When a death which has been expected occurs at home or at a nursing home, the doctor who has been treating the deceased should be contacted. Provided the deceased has seen a doctor during their final illness (within the previous 14 days) the doctor or a colleague will either attend to confirm that death has occurred, or will give permission for the deceased to brought into our care, if it is your wish for this to happen.
If a Relative Dies in Hospital?
If a relative who has been a hospital in-patient dies, the doctors who have been treating them will usually be able to issue the Medical Certificate of Cause of Death. The ward staff, doctor or hospital’s bereavement office should tell you what you need to do to collect this certificate, but if they have not, we can advise on the whereabouts of this.
Most hospitals will give family members the opportunity to sit with their loved one before transfer from the ward or private room. There may even be a chapel of rest at the hospital specifically for this purpose. The deceased will then be taken to the mortuary from where they will be brought into our care once the hospital has finalised the necessary paperwork.
The Doctor Says He Won’t Issue The Medical Certificate of Cause of Death.
Why is This?
If the doctor will not issue a Medical Certificate of Cause of Death it is usually because the circumstances surrounding the death mean it should be referred to H. M. Coroner for further investigation. The doctor can only complete the Medical Certificate of Cause of Death if they know the cause of death having seen the deceased for this illness in the 14 days prior to death occurring. The doctor cannot issue the Medical Certificate of Cause of Death if the deceased:-
- has died a violent or an unnatural death;
- has died a sudden death of which the cause is unknown;
- has died in prison or in such a place or in such circumstances as to require an inquest under any other Act.
If the death does not fall into these criteria but the deceased underwent an operation shortly before death or there is a suggestion of a possible industrial disease, then it is probable that the doctor will not complete the Medical Certificate of Cause of Death but refer the death to H. M. Coroner in whose sub-district the death occurred.
If the death is referred to H.M. Coroner their office will arrange for the deceased to be taken to their mortuary in order that the death can be investigated and, if necessary, an inquest opened.
What Does Her Majesty’s Coroner Do?
The office of H. M. Coroner dates from Saxon times and has evolved down the centuries.
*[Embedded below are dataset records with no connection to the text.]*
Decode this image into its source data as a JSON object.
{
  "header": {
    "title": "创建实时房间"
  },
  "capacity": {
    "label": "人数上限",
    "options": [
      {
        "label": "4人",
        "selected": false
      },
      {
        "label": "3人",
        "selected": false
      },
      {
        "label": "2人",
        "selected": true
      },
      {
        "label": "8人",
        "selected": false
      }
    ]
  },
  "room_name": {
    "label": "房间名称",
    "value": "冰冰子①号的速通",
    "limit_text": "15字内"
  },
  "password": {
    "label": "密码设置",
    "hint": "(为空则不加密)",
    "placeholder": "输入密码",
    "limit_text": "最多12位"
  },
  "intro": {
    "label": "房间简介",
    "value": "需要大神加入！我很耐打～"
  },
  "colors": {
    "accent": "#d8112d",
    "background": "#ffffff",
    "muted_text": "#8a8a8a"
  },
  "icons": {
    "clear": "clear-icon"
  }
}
Generally, H. M. Coroner has been, and is, one who acts on behalf of the Crown in legal matters connected with disaster and property rights, treasure trove, shipwreck and the like, thus leading to the investigation of the many deaths which occurred at such a time. Having complete jurisdiction over all sudden and unexplained deaths was a natural extension of their powers, and this forms the main part of their work today.
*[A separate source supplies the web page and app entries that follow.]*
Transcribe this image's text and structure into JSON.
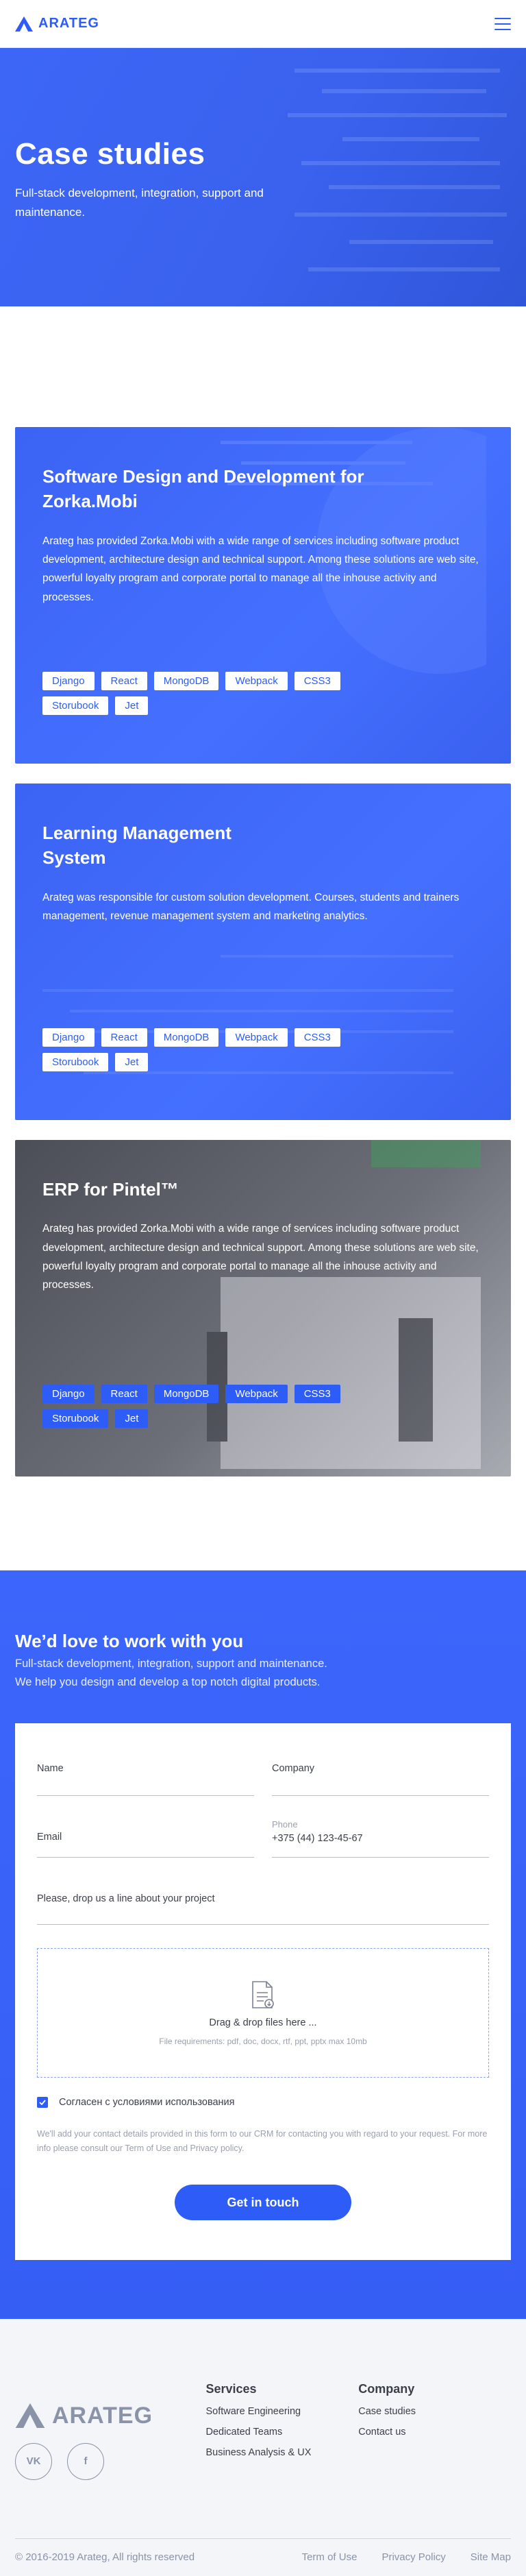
{
  "header": {
    "logo_text": "ARATEG",
    "menu_icon": "hamburger-menu-icon"
  },
  "hero": {
    "title": "Case studies",
    "subtitle": "Full-stack development, integration, support and maintenance."
  },
  "cases": [
    {
      "title": "Software Design and Development for Zorka.Mobi",
      "description": "Arateg has provided Zorka.Mobi with a wide range of services including software product development, architecture design and technical support. Among these solutions are web site, powerful loyalty program and corporate portal to manage all the inhouse activity and processes.",
      "tags": [
        "Django",
        "React",
        "MongoDB",
        "Webpack",
        "CSS3",
        "Storubook",
        "Jet"
      ]
    },
    {
      "title": "Learning Management System",
      "description": "Arateg was responsible for custom solution development. Courses, students and trainers management, revenue management system and marketing analytics.",
      "tags": [
        "Django",
        "React",
        "MongoDB",
        "Webpack",
        "CSS3",
        "Storubook",
        "Jet"
      ]
    },
    {
      "title": "ERP for Pintel™",
      "description": "Arateg has provided Zorka.Mobi with a wide range of services including software product development, architecture design and technical support. Among these solutions are web site, powerful loyalty program and corporate portal to manage all the inhouse activity and processes.",
      "tags": [
        "Django",
        "React",
        "MongoDB",
        "Webpack",
        "CSS3",
        "Storubook",
        "Jet"
      ]
    }
  ],
  "contact": {
    "title": "We’d love to work with you",
    "subtitle_line1": "Full-stack development, integration, support and maintenance.",
    "subtitle_line2": "We help you design and develop a top notch digital products.",
    "form": {
      "name_label": "Name",
      "company_label": "Company",
      "email_label": "Email",
      "phone_label": "Phone",
      "phone_value": "+375 (44) 123-45-67",
      "message_label": "Please, drop us a line about your project",
      "drop_title": "Drag & drop files here ...",
      "drop_requirements": "File requirements: pdf, doc, docx, rtf, ppt, pptx max 10mb",
      "agree_label": "Согласен с условиями использования",
      "notice": "We'll add your contact details provided in this form to our CRM for contacting you with regard to your request. For more info please consult our Term of Use and Privacy policy.",
      "submit_label": "Get in touch"
    }
  },
  "footer": {
    "logo_text": "ARATEG",
    "social": [
      "VK",
      "f"
    ],
    "services_title": "Services",
    "services": [
      "Software Engineering",
      "Dedicated Teams",
      "Business Analysis & UX"
    ],
    "company_title": "Company",
    "company": [
      "Case studies",
      "Contact us"
    ],
    "copyright": "© 2016-2019 Arateg, All rights reserved",
    "terms": "Term of Use",
    "privacy": "Privacy Policy",
    "sitemap": "Site Map"
  },
  "colors": {
    "brand": "#2d5cf6",
    "footer_bg": "#f3f5f9"
  }
}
Why Do GPs Charge For Cremation Forms?
A deceased person cannot be cremated until the cause of death has been ascertained and properly recorded. The cause of death must then be verified by a second doctor, entirely independent of the first.
The British Medical Association (BMA) website sets out the procedure as follows:-
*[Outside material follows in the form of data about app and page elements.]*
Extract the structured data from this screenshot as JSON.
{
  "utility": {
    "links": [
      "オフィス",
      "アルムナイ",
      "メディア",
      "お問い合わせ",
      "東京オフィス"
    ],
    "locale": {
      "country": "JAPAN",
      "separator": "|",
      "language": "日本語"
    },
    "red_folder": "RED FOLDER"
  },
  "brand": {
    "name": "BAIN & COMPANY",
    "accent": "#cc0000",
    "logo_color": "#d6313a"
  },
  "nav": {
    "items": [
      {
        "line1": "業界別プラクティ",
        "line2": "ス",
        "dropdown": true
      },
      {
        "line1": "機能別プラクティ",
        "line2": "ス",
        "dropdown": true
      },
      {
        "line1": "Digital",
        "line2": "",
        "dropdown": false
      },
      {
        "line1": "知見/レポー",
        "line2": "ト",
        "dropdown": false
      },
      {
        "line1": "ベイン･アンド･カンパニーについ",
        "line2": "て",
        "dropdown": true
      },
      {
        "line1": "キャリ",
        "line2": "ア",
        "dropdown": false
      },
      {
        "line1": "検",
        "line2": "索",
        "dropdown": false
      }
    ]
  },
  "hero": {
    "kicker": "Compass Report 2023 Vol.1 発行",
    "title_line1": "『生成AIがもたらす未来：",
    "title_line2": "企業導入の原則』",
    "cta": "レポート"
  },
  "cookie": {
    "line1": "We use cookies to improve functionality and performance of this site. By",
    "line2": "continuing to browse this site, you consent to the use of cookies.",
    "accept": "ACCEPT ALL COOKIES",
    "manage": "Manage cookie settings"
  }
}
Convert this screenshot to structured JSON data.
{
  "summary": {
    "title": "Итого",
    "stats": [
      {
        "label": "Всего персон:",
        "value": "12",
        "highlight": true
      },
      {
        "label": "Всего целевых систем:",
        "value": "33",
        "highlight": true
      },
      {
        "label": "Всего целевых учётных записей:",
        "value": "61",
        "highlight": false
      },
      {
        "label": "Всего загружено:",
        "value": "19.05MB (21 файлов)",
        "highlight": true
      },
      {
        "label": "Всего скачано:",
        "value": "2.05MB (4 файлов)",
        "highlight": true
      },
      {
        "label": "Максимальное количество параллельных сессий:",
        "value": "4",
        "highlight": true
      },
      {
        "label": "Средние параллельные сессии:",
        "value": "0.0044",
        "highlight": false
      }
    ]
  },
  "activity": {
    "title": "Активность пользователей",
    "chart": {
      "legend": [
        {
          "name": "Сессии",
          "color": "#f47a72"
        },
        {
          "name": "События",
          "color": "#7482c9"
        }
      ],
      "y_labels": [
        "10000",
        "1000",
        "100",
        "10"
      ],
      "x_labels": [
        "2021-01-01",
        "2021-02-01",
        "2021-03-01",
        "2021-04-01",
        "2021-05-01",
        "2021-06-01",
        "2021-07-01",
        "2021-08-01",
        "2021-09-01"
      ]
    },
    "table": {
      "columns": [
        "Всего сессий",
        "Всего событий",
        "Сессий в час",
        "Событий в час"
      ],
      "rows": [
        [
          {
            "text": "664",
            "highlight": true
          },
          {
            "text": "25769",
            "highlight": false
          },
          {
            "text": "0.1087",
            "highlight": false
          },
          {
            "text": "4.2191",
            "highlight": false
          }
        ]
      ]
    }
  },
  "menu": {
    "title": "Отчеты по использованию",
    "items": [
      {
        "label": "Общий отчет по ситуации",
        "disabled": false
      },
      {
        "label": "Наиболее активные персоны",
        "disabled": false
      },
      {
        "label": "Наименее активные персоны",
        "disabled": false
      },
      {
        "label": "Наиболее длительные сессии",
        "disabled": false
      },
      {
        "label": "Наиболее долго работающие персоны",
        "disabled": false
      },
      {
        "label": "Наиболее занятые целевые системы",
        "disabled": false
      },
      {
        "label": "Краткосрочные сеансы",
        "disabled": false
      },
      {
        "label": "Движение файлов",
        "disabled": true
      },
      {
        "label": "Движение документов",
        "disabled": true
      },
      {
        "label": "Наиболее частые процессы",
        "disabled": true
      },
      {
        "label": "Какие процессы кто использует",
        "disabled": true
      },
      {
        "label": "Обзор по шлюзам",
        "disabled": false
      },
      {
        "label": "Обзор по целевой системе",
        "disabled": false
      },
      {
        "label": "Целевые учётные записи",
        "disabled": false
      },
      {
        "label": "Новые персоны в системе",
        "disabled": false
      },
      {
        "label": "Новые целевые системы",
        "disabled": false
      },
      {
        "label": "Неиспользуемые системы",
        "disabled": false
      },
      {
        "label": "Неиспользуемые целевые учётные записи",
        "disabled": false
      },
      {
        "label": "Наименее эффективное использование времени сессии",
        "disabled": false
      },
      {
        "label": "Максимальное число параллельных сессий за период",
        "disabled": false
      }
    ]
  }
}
“Before cremation can take place two certificates need to be signed, one by the GP and one by another doctor. Cremation Form 4 must be completed by the registered medical practitioner who attended the deceased during their last illness. Form 5 must be completed by a registered medical practitioner who is neither a partner nor a relative of the doctor who completed Form 4.
A fee can be charged for the completion of both Forms 4 and 5 as this does not form part of a doctor’s NHS duties. Doctors normally charge these fees to the funeral firm, which generally passes on the cost to the family. Doctors are also entitled to charge a mileage allowance, where appropriate.
The doctors’ fees are set by the BMA and are reviewed annually.